* DATASET CONTENT:
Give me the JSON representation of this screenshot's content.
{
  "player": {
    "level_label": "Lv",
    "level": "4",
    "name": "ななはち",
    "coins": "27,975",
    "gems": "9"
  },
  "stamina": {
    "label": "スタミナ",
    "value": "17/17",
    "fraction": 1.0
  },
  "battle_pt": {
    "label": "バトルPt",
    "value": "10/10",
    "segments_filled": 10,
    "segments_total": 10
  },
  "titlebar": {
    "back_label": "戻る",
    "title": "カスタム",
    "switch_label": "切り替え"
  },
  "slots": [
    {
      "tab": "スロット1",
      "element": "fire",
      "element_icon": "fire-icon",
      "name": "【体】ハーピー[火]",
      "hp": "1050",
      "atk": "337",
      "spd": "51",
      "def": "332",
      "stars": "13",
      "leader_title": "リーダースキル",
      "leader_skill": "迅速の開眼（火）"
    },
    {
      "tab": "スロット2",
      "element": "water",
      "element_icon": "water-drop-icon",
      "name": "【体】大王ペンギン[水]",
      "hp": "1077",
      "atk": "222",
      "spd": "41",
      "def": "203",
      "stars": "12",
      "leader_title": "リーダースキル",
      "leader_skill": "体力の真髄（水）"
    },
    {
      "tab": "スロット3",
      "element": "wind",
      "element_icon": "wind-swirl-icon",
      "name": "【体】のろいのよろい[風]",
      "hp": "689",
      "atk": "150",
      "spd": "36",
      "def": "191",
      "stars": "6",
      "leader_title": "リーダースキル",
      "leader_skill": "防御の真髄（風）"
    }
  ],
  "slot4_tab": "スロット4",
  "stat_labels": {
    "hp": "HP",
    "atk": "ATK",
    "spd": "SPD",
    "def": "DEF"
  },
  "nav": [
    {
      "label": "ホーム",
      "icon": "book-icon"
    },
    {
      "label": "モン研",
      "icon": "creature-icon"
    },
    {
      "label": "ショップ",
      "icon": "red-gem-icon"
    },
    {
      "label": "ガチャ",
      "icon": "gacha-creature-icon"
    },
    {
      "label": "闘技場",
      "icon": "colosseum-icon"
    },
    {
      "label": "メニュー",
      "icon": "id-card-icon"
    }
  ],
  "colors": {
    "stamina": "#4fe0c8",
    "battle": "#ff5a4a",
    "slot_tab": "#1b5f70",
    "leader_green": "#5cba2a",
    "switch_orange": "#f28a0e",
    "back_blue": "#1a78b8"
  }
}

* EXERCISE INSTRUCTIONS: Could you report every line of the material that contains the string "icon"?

* WRITTEN SOLUTION:
      "element_icon": "fire-icon",
      "element_icon": "water-drop-icon",
      "element_icon": "wind-swirl-icon",
      "icon": "book-icon"
      "icon": "creature-icon"
      "icon": "red-gem-icon"
      "icon": "gacha-creature-icon"
      "icon": "colosseum-icon"
      "icon": "id-card-icon"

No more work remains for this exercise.